  1. Individual passages reflecting a misogynist attitude among the canonical sources need to be approached with circumspection, comparing them with the general thrust of the Dhamma and Vinaya, and ideally studying them in the light of extant parallels.

  2. Regulations that express gender discrimination probably reflect the ancient Indian situation and would thus in principle be open to revision in a different setting, when Buddhism begins to flourish in a different environment and culture. Such revision is not against Dhamma and Vinaya, so it seems to me, but would rather express the pragmatic principle of adjusting to circumstances that is such a recurrent feature in the formation of rules as documented throughout the Vinaya. In the end, tradition – which I personally highly value – only stands a chance to survive if it is able to adjust to changing circumstances without loss of what is essential. This can come about if our appraisal of the situation is based on a clear awareness of what causes dukkha – for ourselves or others – and what leads to freedom from dukkha.

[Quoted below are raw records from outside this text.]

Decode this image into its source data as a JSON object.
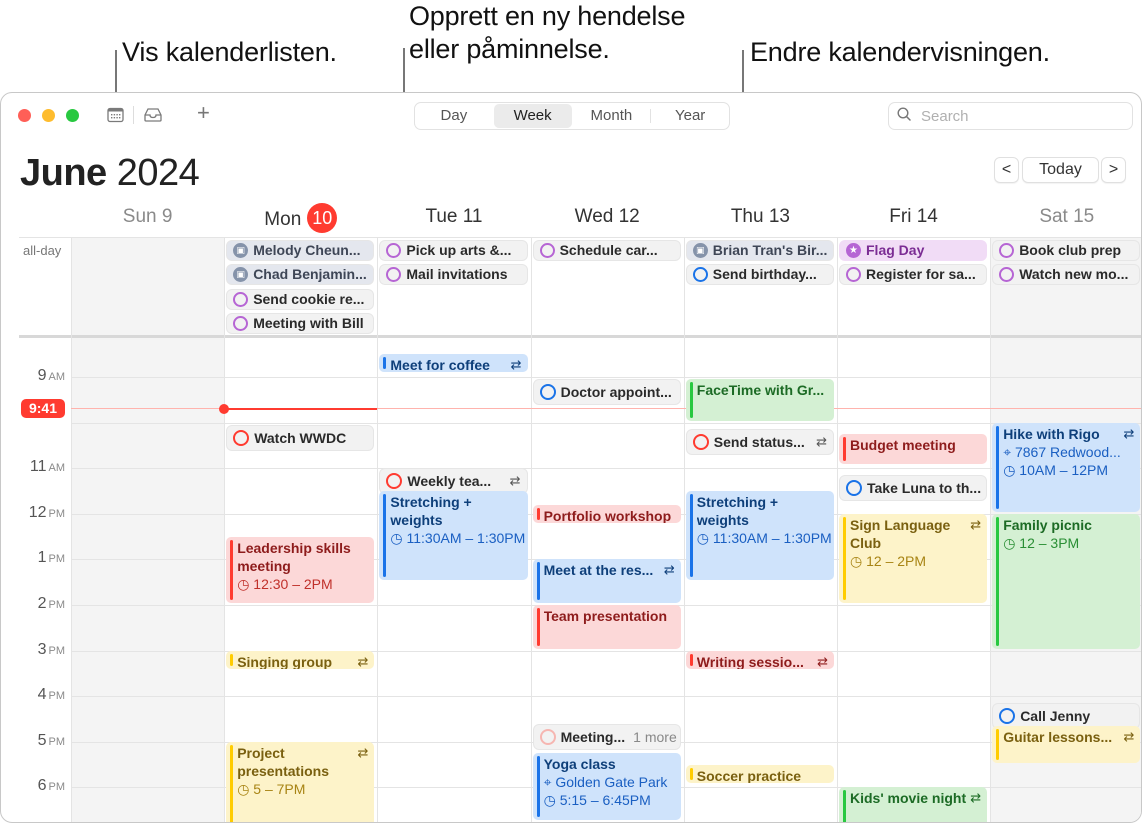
{
  "callouts": {
    "calendar_list": "Vis kalenderlisten.",
    "new_event_line1": "Opprett en ny hendelse",
    "new_event_line2": "eller påminnelse.",
    "change_view": "Endre kalendervisningen."
  },
  "toolbar": {
    "calendar_list_icon": "calendar-grid-icon",
    "inbox_icon": "inbox-tray-icon",
    "add_label": "+",
    "views": [
      "Day",
      "Week",
      "Month",
      "Year"
    ],
    "active_view": "Week",
    "search_placeholder": "Search"
  },
  "header": {
    "month": "June",
    "year": "2024",
    "prev_label": "<",
    "today_label": "Today",
    "next_label": ">"
  },
  "days": [
    {
      "label": "Sun 9",
      "weekend": true
    },
    {
      "label": "Mon",
      "badge": "10",
      "today": true
    },
    {
      "label": "Tue 11"
    },
    {
      "label": "Wed 12"
    },
    {
      "label": "Thu 13"
    },
    {
      "label": "Fri 14"
    },
    {
      "label": "Sat 15",
      "weekend": true
    }
  ],
  "allday_label": "all-day",
  "allday_events": [
    {
      "day": 1,
      "row": 0,
      "title": "Melody Cheun...",
      "kind": "birthday"
    },
    {
      "day": 1,
      "row": 1,
      "title": "Chad Benjamin...",
      "kind": "birthday"
    },
    {
      "day": 1,
      "row": 2,
      "title": "Send cookie re...",
      "kind": "reminder"
    },
    {
      "day": 1,
      "row": 3,
      "title": "Meeting with Bill",
      "kind": "reminder"
    },
    {
      "day": 2,
      "row": 0,
      "title": "Pick up arts &...",
      "kind": "reminder"
    },
    {
      "day": 2,
      "row": 1,
      "title": "Mail invitations",
      "kind": "reminder"
    },
    {
      "day": 3,
      "row": 0,
      "title": "Schedule car...",
      "kind": "reminder"
    },
    {
      "day": 4,
      "row": 0,
      "title": "Brian Tran's Bir...",
      "kind": "birthday"
    },
    {
      "day": 4,
      "row": 1,
      "title": "Send birthday...",
      "kind": "reminder-blue"
    },
    {
      "day": 5,
      "row": 0,
      "title": "Flag Day",
      "kind": "holiday"
    },
    {
      "day": 5,
      "row": 1,
      "title": "Register for sa...",
      "kind": "reminder"
    },
    {
      "day": 6,
      "row": 0,
      "title": "Book club prep",
      "kind": "reminder"
    },
    {
      "day": 6,
      "row": 1,
      "title": "Watch new mo...",
      "kind": "reminder"
    }
  ],
  "hours": [
    {
      "h": 9,
      "label": "9",
      "ampm": "AM"
    },
    {
      "h": 10,
      "label": "",
      "ampm": ""
    },
    {
      "h": 11,
      "label": "11",
      "ampm": "AM"
    },
    {
      "h": 12,
      "label": "12",
      "ampm": "PM"
    },
    {
      "h": 13,
      "label": "1",
      "ampm": "PM"
    },
    {
      "h": 14,
      "label": "2",
      "ampm": "PM"
    },
    {
      "h": 15,
      "label": "3",
      "ampm": "PM"
    },
    {
      "h": 16,
      "label": "4",
      "ampm": "PM"
    },
    {
      "h": 17,
      "label": "5",
      "ampm": "PM"
    },
    {
      "h": 18,
      "label": "6",
      "ampm": "PM"
    }
  ],
  "now": {
    "label": "9:41",
    "hour": 9.683
  },
  "colors": {
    "today_red": "#ff3b30",
    "blue": "#1a73e8",
    "green": "#28c840",
    "yellow": "#ffcc00",
    "purple": "#b665d4"
  },
  "timed_events": [
    {
      "day": 2,
      "start": 8.5,
      "end": 8.9,
      "title": "Meet for coffee",
      "color": "blue",
      "repeat": true
    },
    {
      "day": 3,
      "start": 9.05,
      "end": 9.6,
      "title": "Doctor appoint...",
      "type": "reminder",
      "ring": "blue"
    },
    {
      "day": 4,
      "start": 9.05,
      "end": 10.0,
      "title": "FaceTime with Gr...",
      "color": "green"
    },
    {
      "day": 1,
      "start": 10.05,
      "end": 10.6,
      "title": "Watch WWDC",
      "type": "reminder",
      "ring": "red"
    },
    {
      "day": 4,
      "start": 10.15,
      "end": 10.7,
      "title": "Send status...",
      "type": "reminder",
      "ring": "red",
      "repeat": true
    },
    {
      "day": 5,
      "start": 10.25,
      "end": 10.95,
      "title": "Budget meeting",
      "color": "red"
    },
    {
      "day": 5,
      "start": 11.15,
      "end": 11.7,
      "title": "Take Luna to th...",
      "type": "reminder",
      "ring": "blue"
    },
    {
      "day": 6,
      "start": 10.0,
      "end": 12.0,
      "title": "Hike with Rigo",
      "color": "blue",
      "repeat": true,
      "location": "7867 Redwood...",
      "time": "10AM – 12PM"
    },
    {
      "day": 2,
      "start": 11.0,
      "end": 11.5,
      "title": "Weekly tea...",
      "type": "reminder",
      "ring": "red",
      "repeat": true
    },
    {
      "day": 2,
      "start": 11.5,
      "end": 13.5,
      "title": "Stretching + weights",
      "color": "blue",
      "time": "11:30AM – 1:30PM"
    },
    {
      "day": 4,
      "start": 11.5,
      "end": 13.5,
      "title": "Stretching + weights",
      "color": "blue",
      "time": "11:30AM – 1:30PM"
    },
    {
      "day": 3,
      "start": 11.8,
      "end": 12.2,
      "title": "Portfolio workshop",
      "color": "red"
    },
    {
      "day": 5,
      "start": 12.0,
      "end": 14.0,
      "title": "Sign Language Club",
      "color": "yellow",
      "repeat": true,
      "time": "12 – 2PM"
    },
    {
      "day": 6,
      "start": 12.0,
      "end": 15.0,
      "title": "Family picnic",
      "color": "green",
      "time": "12 – 3PM"
    },
    {
      "day": 1,
      "start": 12.5,
      "end": 14.0,
      "title": "Leadership skills meeting",
      "color": "red",
      "time": "12:30 – 2PM"
    },
    {
      "day": 3,
      "start": 13.0,
      "end": 14.0,
      "title": "Meet at the res...",
      "color": "blue",
      "repeat": true
    },
    {
      "day": 3,
      "start": 14.0,
      "end": 15.0,
      "title": "Team presentation",
      "color": "red"
    },
    {
      "day": 1,
      "start": 15.0,
      "end": 15.45,
      "title": "Singing group",
      "color": "yellow",
      "repeat": true
    },
    {
      "day": 4,
      "start": 15.0,
      "end": 15.45,
      "title": "Writing sessio...",
      "color": "red",
      "repeat": true
    },
    {
      "day": 6,
      "start": 16.15,
      "end": 16.65,
      "title": "Call Jenny",
      "type": "reminder",
      "ring": "blue"
    },
    {
      "day": 6,
      "start": 16.65,
      "end": 17.5,
      "title": "Guitar lessons...",
      "color": "yellow",
      "repeat": true
    },
    {
      "day": 3,
      "start": 16.6,
      "end": 17.25,
      "title": "Meeting...",
      "type": "reminder",
      "ring": "faint",
      "more": "1 more"
    },
    {
      "day": 3,
      "start": 17.25,
      "end": 18.75,
      "title": "Yoga class",
      "color": "blue",
      "location": "Golden Gate Park",
      "time": "5:15 – 6:45PM"
    },
    {
      "day": 1,
      "start": 17.0,
      "end": 19.0,
      "title": "Project presentations",
      "color": "yellow",
      "repeat": true,
      "time": "5 – 7PM"
    },
    {
      "day": 4,
      "start": 17.5,
      "end": 17.95,
      "title": "Soccer practice",
      "color": "yellow"
    },
    {
      "day": 5,
      "start": 18.0,
      "end": 19.0,
      "title": "Kids' movie night",
      "color": "green",
      "repeat": true
    }
  ]
}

Bhikkhu Anālayo

1 This uncertainty is reflected in M 76 at M I 520,6, according to which what has been transmitted orally may be well remembered or not, it could be correct, but it could also be wrong, sussutam pi hoti dussutam pi hoti, tathā pi hoti aññathā pi hoti. A more detailed study of the oral transmission of the Pāli canonical scriptures could be found in a triad of articles on this topic, in which I survey oral characteristics of the Pāli discourses in general, offer a case study, and turn to the working mechanism of memory that explains how changes could have happened, see

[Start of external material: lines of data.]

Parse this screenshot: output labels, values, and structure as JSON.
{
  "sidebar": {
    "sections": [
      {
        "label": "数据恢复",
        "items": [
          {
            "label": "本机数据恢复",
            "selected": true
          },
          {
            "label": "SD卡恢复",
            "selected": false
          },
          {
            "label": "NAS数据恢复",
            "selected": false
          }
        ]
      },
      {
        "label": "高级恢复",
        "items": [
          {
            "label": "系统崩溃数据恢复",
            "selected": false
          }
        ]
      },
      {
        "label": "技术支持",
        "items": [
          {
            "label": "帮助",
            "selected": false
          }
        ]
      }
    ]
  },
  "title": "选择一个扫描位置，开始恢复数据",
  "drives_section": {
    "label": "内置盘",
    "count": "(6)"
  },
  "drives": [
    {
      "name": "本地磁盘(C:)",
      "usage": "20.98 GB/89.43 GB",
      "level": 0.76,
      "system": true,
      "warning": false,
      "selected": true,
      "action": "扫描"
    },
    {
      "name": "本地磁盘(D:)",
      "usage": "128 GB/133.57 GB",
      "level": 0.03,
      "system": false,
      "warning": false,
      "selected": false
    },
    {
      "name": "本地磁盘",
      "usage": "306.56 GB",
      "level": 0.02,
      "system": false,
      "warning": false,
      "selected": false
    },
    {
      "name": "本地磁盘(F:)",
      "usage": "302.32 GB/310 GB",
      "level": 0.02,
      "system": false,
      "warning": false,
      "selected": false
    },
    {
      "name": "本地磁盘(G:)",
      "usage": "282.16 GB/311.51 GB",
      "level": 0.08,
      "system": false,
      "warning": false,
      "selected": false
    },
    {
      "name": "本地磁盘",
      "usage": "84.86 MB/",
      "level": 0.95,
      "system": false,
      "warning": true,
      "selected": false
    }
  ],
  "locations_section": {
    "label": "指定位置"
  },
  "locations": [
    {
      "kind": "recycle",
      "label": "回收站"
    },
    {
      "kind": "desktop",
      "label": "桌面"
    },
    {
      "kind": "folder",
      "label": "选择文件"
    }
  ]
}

2 I have gathered some material in support of the suggestion that what originally was a commentary eventually became part of the canonical material in a paper on "The Influence of Commentarial Exegesis on the Transmission of Āgama Literature", forthcoming in Proceedings of the Workshop on Translating Buddhist Chinese, K. Meisig (ed.), Wies.baden: Harrassowitz.

3 This is the principle enshrined in the mahāpadesas, DN 16 at DN II 123,30 and AN 4.180 at AN II 167,31; and also in the recurrent reference in debate situations to the need for consistency, e.g. MN 56 at MN I 377,10: "your earlier [statements] do not fit with your later [statements], nor do your later [statements] fit with your earlier [statements]," na kho te sandhīyati purimena vā pacchimaṃ, pacchimena vā purimaṃ.

4 A more detailed examination is forthcoming in the proceedings of the Hamburg conference 2007, which should be coming out in the very near future with Wisdom Publications.

5 DN 16 at DN II 105,8: na ... parinibbāyissāmi yāva me bhikkhuniyo na sāvikā bha.vis.santi viyattā vi.nītā vis.āradā bahussutā.

6 AN 8.51 at AN IV 274 and Vin II 256, a more detailed study of this account is one of my ongoing research projects, .

7 AN 5.229 at AN III 260,24: asuci, duggandho ... mittadubbhī; see also the following discourse AN 5.230.

8 According to MN 73 at MN I 490,24, the Buddha could count on over five-hundred arahant nuns among his disciples.

9 AN 1.14 at AN I 24-26.

10 These are the two aniyata rules, for a study of the Pāli version see Thanissaro 1994/2007: The Buddhist Monastic Code I, California, pp. 185ff.

11 Derge edition of the ’dul ba, da 134b3, reading bud me kha cig la, "some women"; a passage discussed by Damchö 2009: 302 in her phd on gender in the (Mūla-)sarvāstivāda Vinaya, see

12 The Maitrisimit attributes such a statement to a group of Sakyan youths that were still under the influence of defilements, see Geng, Shimin 1988: Das Zusammentreffen mit Maitreya, Die ersten fünf Kapitel der Ha.mi-Version der Maitrisimit, Wiesbaden: Otto Harrassowitz, p. 178,.

13 For a critique of the in my view untenable hypothesis that the order of nuns could have been founded after the Buddha's demise see

14 Here I think it is quite significant that outright machism in the discourses is associated with Māra, the impersonation of defilements, see SN 5.2 at SN I 129,14.